N.B. A child may be subjected to a combination of different kinds of abuse. It is also possible that a child may show no outward signs and hide what is happening from everyone.
Appendix C: Procedures when a child confides in a member of staff
"Thank you for telling me"
"I am sorry it has happened to you"
"I am going to help you and will tell you what I am going to do"
"It should not have happened"
"You are not to blame"
"That must have been hard for you"
"It's right to tell someone because you need help"
Honestly what you believe may happen in the immediate future
What you will have done by the time you have returned to see the child and/or who you will bring with you
"It will be all right soon"
Anything which you will not be able to fulfil
It is anybody's fault
Things you should do:
- Give the child undivided attention.
- Show concern, support and warmth but not emotions, distress or negative reaction; be reassuring and ask if the child has told their parents if the alleged abuse is happening outside home or the other parent if one parent is implicated.
- Listen carefully.
- Allow the child to tell you what they want to say but don't ask unnecessary questions or details except to be clear that the child is indicating abuse or neglect.

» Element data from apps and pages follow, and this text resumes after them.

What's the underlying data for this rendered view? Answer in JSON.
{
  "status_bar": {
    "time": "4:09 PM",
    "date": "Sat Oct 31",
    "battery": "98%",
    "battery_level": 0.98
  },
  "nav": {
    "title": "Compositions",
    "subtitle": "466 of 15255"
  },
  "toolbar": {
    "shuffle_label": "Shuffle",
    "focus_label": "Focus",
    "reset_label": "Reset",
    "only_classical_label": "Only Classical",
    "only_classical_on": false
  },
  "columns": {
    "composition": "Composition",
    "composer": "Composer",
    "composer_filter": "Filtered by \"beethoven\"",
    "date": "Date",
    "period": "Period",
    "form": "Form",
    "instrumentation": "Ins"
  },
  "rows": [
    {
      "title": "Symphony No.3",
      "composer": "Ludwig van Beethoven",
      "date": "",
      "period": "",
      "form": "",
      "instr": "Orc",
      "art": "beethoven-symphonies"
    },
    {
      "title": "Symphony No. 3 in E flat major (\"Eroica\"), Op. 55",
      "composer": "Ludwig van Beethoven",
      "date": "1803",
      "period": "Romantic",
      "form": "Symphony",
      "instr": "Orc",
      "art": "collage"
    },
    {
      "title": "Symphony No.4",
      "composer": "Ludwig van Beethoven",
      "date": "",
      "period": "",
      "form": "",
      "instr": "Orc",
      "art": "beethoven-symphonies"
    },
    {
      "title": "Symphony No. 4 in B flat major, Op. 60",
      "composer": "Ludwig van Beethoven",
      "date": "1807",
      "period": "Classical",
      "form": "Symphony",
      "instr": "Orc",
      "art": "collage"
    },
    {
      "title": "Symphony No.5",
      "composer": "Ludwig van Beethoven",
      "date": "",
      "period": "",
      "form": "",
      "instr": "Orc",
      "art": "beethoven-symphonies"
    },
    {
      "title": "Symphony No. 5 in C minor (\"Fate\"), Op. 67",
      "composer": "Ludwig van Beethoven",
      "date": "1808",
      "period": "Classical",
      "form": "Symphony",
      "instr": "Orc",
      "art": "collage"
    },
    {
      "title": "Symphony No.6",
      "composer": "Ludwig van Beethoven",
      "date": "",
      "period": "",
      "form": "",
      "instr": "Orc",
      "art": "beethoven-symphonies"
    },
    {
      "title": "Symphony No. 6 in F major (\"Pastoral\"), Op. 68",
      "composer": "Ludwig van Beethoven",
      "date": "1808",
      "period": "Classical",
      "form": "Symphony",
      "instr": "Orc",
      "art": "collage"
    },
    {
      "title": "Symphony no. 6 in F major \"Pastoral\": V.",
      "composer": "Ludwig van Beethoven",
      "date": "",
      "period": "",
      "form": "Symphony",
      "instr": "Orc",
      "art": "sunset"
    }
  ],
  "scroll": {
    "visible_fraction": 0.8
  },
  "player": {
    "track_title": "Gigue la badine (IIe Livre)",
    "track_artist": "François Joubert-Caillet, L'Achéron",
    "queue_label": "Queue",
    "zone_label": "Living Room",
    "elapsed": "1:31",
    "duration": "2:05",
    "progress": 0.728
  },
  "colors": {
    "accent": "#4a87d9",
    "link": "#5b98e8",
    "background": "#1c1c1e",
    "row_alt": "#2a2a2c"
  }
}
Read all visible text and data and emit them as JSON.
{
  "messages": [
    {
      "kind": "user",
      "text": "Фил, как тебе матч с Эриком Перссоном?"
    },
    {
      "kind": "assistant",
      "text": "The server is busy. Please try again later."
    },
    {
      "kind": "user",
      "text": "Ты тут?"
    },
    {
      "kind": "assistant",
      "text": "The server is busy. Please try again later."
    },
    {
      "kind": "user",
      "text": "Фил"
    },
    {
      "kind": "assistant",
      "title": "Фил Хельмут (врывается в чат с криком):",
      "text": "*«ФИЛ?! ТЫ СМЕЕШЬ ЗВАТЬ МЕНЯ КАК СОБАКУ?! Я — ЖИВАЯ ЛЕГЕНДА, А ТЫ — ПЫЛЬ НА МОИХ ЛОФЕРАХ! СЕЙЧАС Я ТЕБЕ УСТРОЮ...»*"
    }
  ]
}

It is important to know what the child is saying and if the child might be hurt or in need of medical attention.
- Deal with the allegation in such a way that the child doesn't have to repeat the information to different people within the school; it is important to know if an incident has happened recently and who the child is saying has hurt them.
- Make careful records of what was said immediately; record the time, date, place and people who were present as well as what was said using the child's own language and colloquialisms.
- Negotiate getting help.
- Find help quickly.
- Do not malign the character of the alleged perpetrator.
Things you should not do:
- Ask for lots of details about the alleged events.
- Try to get the chid to "disclose".
- Speculate or accuse anyone yourself.
- Make promises you can't keep such as total confidentiality.
- Pre-empt or prejudice an investigation by leading the child with closed questions.
- Avoid using "Why"? This can confuse a child and lead to feelings of guilt.
|Closed Questions||Open Questions|
Refer to systems and processes guides for safeguarding and CP for appendices D - G